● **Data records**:
========================

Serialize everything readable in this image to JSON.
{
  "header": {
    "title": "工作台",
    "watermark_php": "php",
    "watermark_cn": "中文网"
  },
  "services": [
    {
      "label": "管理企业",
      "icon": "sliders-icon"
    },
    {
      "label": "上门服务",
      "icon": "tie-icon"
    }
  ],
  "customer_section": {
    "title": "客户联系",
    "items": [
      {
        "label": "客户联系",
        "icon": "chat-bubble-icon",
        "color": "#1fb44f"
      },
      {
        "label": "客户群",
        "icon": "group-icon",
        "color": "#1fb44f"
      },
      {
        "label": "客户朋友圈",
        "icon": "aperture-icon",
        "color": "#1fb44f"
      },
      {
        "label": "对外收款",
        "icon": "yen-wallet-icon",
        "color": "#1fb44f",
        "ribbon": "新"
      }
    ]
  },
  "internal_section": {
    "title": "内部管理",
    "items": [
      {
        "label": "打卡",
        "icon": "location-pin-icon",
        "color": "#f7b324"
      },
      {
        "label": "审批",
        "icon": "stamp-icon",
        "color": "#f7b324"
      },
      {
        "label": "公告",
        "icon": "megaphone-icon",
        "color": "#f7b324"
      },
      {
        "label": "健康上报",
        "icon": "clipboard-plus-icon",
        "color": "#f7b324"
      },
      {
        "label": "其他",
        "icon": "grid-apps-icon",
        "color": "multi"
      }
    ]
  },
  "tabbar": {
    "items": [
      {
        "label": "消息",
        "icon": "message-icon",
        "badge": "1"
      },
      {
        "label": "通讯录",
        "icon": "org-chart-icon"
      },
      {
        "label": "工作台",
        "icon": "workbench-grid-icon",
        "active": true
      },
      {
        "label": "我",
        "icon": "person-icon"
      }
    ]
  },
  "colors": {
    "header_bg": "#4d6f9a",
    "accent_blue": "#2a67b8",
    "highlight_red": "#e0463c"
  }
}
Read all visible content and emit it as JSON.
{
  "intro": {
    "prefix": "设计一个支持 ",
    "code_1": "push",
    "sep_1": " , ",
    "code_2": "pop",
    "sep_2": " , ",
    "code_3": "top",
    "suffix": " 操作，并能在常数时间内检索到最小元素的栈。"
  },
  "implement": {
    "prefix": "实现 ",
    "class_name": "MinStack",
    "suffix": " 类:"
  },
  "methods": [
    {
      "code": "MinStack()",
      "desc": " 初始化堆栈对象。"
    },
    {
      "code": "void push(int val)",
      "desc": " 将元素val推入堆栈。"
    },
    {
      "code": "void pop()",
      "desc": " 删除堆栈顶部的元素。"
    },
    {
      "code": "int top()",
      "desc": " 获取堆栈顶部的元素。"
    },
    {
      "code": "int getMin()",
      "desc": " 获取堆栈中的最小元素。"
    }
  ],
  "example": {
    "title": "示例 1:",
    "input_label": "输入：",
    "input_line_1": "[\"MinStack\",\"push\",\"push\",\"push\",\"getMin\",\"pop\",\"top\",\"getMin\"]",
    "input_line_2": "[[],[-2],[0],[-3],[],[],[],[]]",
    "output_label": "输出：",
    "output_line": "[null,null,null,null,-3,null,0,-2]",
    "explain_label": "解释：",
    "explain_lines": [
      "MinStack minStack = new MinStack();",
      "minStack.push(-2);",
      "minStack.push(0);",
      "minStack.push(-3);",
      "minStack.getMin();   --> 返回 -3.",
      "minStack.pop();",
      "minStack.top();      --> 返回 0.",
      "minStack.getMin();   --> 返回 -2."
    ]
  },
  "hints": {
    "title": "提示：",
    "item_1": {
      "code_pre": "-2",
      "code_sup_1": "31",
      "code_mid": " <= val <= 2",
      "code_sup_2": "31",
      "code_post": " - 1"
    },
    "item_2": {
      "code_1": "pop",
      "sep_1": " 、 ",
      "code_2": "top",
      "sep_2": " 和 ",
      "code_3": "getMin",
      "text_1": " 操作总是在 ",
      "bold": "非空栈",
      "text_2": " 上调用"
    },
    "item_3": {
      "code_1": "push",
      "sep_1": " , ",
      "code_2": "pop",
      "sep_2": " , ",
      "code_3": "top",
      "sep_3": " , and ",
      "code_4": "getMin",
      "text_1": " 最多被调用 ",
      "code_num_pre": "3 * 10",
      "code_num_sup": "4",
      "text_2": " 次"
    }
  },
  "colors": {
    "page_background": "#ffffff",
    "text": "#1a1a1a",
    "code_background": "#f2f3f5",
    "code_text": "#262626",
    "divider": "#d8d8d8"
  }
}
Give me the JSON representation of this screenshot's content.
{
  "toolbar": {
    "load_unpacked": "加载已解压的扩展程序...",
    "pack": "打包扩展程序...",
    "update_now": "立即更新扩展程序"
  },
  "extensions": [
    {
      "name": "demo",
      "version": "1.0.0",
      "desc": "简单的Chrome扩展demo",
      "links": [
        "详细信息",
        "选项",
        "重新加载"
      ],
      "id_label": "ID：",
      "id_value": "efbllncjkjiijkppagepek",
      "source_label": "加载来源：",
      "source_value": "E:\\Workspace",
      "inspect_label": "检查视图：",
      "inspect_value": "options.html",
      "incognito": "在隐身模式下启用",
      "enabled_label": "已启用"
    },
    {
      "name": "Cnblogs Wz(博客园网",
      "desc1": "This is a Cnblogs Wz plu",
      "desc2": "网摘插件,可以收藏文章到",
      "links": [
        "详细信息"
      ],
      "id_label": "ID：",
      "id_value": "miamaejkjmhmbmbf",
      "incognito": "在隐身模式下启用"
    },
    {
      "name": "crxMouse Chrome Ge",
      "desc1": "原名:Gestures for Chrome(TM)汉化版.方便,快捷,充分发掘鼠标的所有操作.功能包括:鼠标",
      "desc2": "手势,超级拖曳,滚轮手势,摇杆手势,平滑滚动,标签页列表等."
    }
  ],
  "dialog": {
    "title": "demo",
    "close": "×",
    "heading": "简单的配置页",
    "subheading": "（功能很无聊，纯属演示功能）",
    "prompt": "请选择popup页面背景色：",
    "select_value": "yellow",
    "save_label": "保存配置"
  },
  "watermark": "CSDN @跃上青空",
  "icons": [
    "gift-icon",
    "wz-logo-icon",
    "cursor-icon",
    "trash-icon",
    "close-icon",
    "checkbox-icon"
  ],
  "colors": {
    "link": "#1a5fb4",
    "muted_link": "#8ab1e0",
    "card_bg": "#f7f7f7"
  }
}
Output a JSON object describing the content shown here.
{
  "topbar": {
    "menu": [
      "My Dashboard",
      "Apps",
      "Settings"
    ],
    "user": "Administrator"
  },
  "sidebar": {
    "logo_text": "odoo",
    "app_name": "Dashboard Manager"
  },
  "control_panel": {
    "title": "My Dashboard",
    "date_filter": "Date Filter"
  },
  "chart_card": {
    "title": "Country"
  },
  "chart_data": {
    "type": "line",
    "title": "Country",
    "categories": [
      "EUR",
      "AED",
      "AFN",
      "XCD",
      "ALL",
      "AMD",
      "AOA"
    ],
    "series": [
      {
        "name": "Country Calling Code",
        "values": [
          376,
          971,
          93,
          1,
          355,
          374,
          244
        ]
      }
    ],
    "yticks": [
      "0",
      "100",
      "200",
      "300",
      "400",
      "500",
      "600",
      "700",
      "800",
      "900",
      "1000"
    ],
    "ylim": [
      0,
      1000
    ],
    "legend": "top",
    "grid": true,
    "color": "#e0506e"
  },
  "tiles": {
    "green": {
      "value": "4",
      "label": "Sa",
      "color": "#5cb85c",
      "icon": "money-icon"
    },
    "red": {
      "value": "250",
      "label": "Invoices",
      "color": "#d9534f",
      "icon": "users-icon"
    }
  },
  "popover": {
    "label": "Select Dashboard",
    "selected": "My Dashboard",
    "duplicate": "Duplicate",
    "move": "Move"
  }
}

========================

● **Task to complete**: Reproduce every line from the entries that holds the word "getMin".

● **Finished exercise**:
      "code": "int getMin()",
    "input_line_1": "[\"MinStack\",\"push\",\"push\",\"push\",\"getMin\",\"pop\",\"top\",\"getMin\"]",
      "minStack.getMin();   --> 返回 -3.",
      "minStack.getMin();   --> 返回 -2."
      "code_3": "getMin",
      "code_4": "getMin",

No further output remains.